(4) A cylinder with a long oval cut out and a half twist (in the same direction) in both of the strips left over after removing the oval.
(5) Same as (4) but the twists are in opposite directions.
Then you cut the shapes. In (1) and (2) you cut completely along the center line. In (3), (4), and (5) you cut around the oval.
What shape are you left with after the cutting?
(1) Cutting a Möbius strip
(2) Cutting two strips of paper folded into a Möbius strip
(3) Cutting a cylinder with an oval removed with one half twist
(4) Cutting a cylinder with an oval removed with two half twists in the same direction
(5) Cutting a cylinder with an oval removed with two half twists in opposite directions
Today’s project comes from this fantastic book:
The problem shows a neat connection between number theory and geometry -> what is the average number of ways to write an integer as the sum of (exactly) two squares?
We’ve looked this problem previously, but it was so long ago that I’m pretty sure that they boys didn’t remember it:
A really neat problem that Gauss Solved
I started by introducing the problem and then having the boys check the number of ways to write some small integers as the sum of two squares:
In the last video we found that the number 3 couldn’t be written as the sum of two squares. I asked the boys to find some others and they found 11 and 6. My older son then conjectured that numbers of the form couldn’t be written as the sum of two squares. We explored that conjecture.
My son’s conjecture was such an interesting idea that I decided to take a little detour and explore squares mod 4.
Slightly unluckily we were time constrained this morning, so the diversion in the last part left me with a tough choice about how to proceed. I decided to show them a sketch of Gauss’s proof fairly quickly. Don’t know if that was the right decision, but they did find the ideas and result to be amazing!
Even though I had to rush at the end, I’m really happy with how this project went. It is fun to see kids making number theory conjectures! It is also really fun to see gets really excited about amazing results in math!
If you’d like to see another fun (and similar) connection between number theory and geometry, Grant Sanderson did an amazing video about pi and primes:
Here are our the two projects that we did based on that video.
Sharing Grant Sanderson’s Pi and Primes video with kids part 1
Sharing Grant Sanderson’s Pi and Primes video with kids part 2
A few weeks ago I saw this tweet from the Joint Math Meetings:
I had to have it!
The stickers came today:
So, we found an old cube and replaced the old stickers with the new ones – here’s the final product:
If you’d like to order some for yourself, here’s the video from the folks who designed the product:
Saw a neat tweet from David Wees today. We are running around a bit tonight, but I had enough time to have the boys take a quick look before running out the door.
Here’s the problem:
Here’s my younger son talking through the problem:
and here’s what my older son had to say:
I saw in a later tweet that Wees intended to use this problem with younger kids (2nd and 3rd graders), but I’m still happy that the boys were able to talk through the problem and explain their reasoning.

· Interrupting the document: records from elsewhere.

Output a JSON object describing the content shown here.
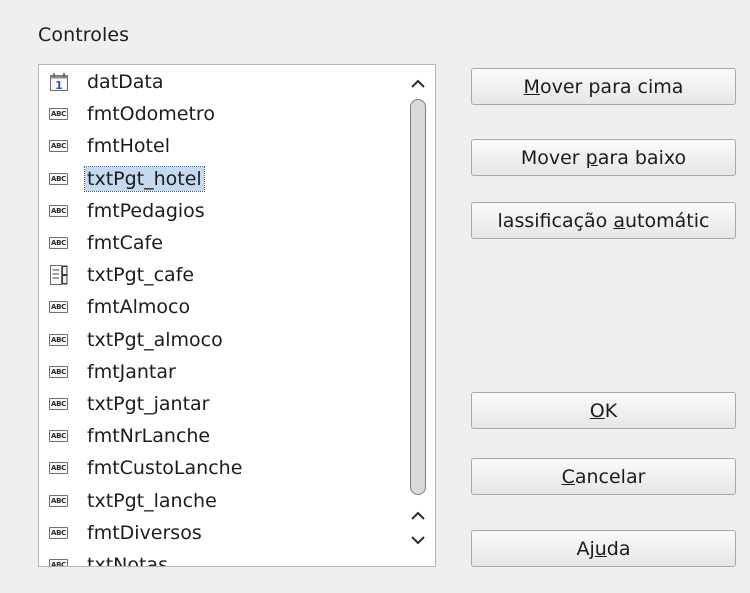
{
  "group": {
    "label": "Controles",
    "mnemonic_index": 2
  },
  "list_items": [
    {
      "icon": "date-field-icon",
      "label": "datData",
      "selected": false
    },
    {
      "icon": "formatted-field-icon",
      "label": "fmtOdometro",
      "selected": false
    },
    {
      "icon": "formatted-field-icon",
      "label": "fmtHotel",
      "selected": false
    },
    {
      "icon": "formatted-field-icon",
      "label": "txtPgt_hotel",
      "selected": true
    },
    {
      "icon": "formatted-field-icon",
      "label": "fmtPedagios",
      "selected": false
    },
    {
      "icon": "formatted-field-icon",
      "label": "fmtCafe",
      "selected": false
    },
    {
      "icon": "numeric-field-icon",
      "label": "txtPgt_cafe",
      "selected": false
    },
    {
      "icon": "formatted-field-icon",
      "label": "fmtAlmoco",
      "selected": false
    },
    {
      "icon": "formatted-field-icon",
      "label": "txtPgt_almoco",
      "selected": false
    },
    {
      "icon": "formatted-field-icon",
      "label": "fmtJantar",
      "selected": false
    },
    {
      "icon": "formatted-field-icon",
      "label": "txtPgt_jantar",
      "selected": false
    },
    {
      "icon": "formatted-field-icon",
      "label": "fmtNrLanche",
      "selected": false
    },
    {
      "icon": "formatted-field-icon",
      "label": "fmtCustoLanche",
      "selected": false
    },
    {
      "icon": "formatted-field-icon",
      "label": "txtPgt_lanche",
      "selected": false
    },
    {
      "icon": "formatted-field-icon",
      "label": "fmtDiversos",
      "selected": false
    },
    {
      "icon": "formatted-field-icon",
      "label": "txtNotas",
      "selected": false
    }
  ],
  "icon_text": {
    "abc": "ABC",
    "date": "1"
  },
  "scrollbar": {
    "up_icon": "chevron-up-icon",
    "down_icon": "chevron-down-icon",
    "position_fraction": 0.0
  },
  "buttons": {
    "move_up": {
      "label": "Mover para cima",
      "mnemonic": "M"
    },
    "move_down": {
      "label": "Mover para baixo",
      "mnemonic": "p"
    },
    "auto_sort": {
      "label": "lassificação automátic",
      "mnemonic": "a"
    },
    "ok": {
      "label": "OK",
      "mnemonic": "O"
    },
    "cancel": {
      "label": "Cancelar",
      "mnemonic": "C"
    },
    "help": {
      "label": "Ajuda",
      "mnemonic": "u"
    }
  },
  "colors": {
    "selection": "#c5d9ef",
    "background": "#efefef"
  }
}
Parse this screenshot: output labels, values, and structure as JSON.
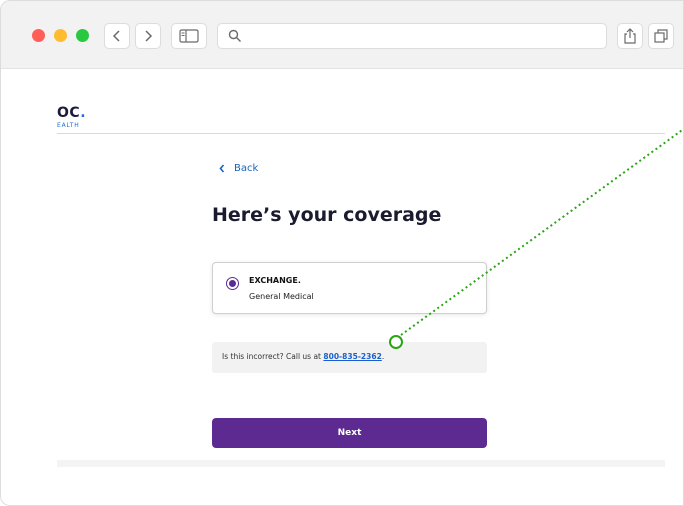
{
  "logo": {
    "mark": "OC",
    "mark_dot": ".",
    "sub": "EALTH"
  },
  "nav": {
    "back_label": "Back"
  },
  "page": {
    "title": "Here’s your coverage"
  },
  "plan": {
    "name": "EXCHANGE.",
    "subtitle": "General Medical",
    "selected": true
  },
  "info": {
    "prefix": "Is this incorrect? Call us at ",
    "phone": "800-835-2362",
    "suffix": "."
  },
  "actions": {
    "next_label": "Next"
  },
  "icons": {
    "traffic_lights": [
      "close-light-icon",
      "minimize-light-icon",
      "zoom-light-icon"
    ],
    "toolbar": [
      "chevron-left-icon",
      "chevron-right-icon",
      "sidebar-icon",
      "search-icon",
      "share-icon",
      "tabs-icon"
    ]
  },
  "colors": {
    "primary_purple": "#5c2a91",
    "link_blue": "#1565c0",
    "annotation_green": "#2aa514",
    "traffic_red": "#ff5f57",
    "traffic_yellow": "#febc2e",
    "traffic_green": "#28c840"
  }
}
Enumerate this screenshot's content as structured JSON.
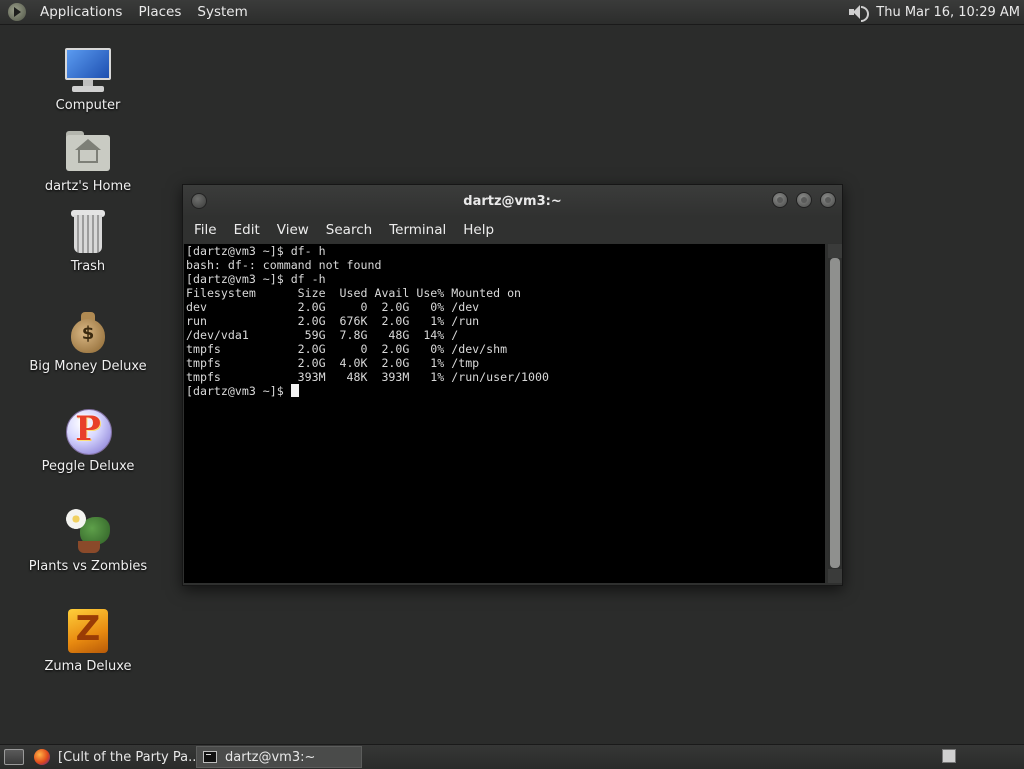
{
  "top_panel": {
    "menus": [
      "Applications",
      "Places",
      "System"
    ],
    "clock": "Thu Mar 16, 10:29 AM"
  },
  "desktop": {
    "icons": [
      {
        "label": "Computer",
        "icon": "computer-icon"
      },
      {
        "label": "dartz's Home",
        "icon": "home-folder-icon"
      },
      {
        "label": "Trash",
        "icon": "trash-icon"
      },
      {
        "label": "Big Money Deluxe",
        "icon": "money-bag-icon"
      },
      {
        "label": "Peggle Deluxe",
        "icon": "peggle-icon"
      },
      {
        "label": "Plants vs Zombies",
        "icon": "plants-vs-zombies-icon"
      },
      {
        "label": "Zuma Deluxe",
        "icon": "zuma-icon"
      }
    ]
  },
  "terminal": {
    "title": "dartz@vm3:~",
    "menus": [
      "File",
      "Edit",
      "View",
      "Search",
      "Terminal",
      "Help"
    ],
    "output": "[dartz@vm3 ~]$ df- h\nbash: df-: command not found\n[dartz@vm3 ~]$ df -h\nFilesystem      Size  Used Avail Use% Mounted on\ndev             2.0G     0  2.0G   0% /dev\nrun             2.0G  676K  2.0G   1% /run\n/dev/vda1        59G  7.8G   48G  14% /\ntmpfs           2.0G     0  2.0G   0% /dev/shm\ntmpfs           2.0G  4.0K  2.0G   1% /tmp\ntmpfs           393M   48K  393M   1% /run/user/1000\n",
    "prompt": "[dartz@vm3 ~]$ "
  },
  "taskbar": {
    "tasks": [
      {
        "label": "[Cult of the Party Pa...",
        "icon": "firefox-icon",
        "active": false
      },
      {
        "label": "dartz@vm3:~",
        "icon": "terminal-icon",
        "active": true
      }
    ]
  }
}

Our friend Paula posted a video showing how to fold a small square out of paper. I thought it would be fun to ask my younger son to fold a small square before watching Paula’s video to see how he’d do it. Here’s what he did:
Next I asked him to watch Paula’s video:
Now I asked him to recreate Paula’s technique and talk through why it worked: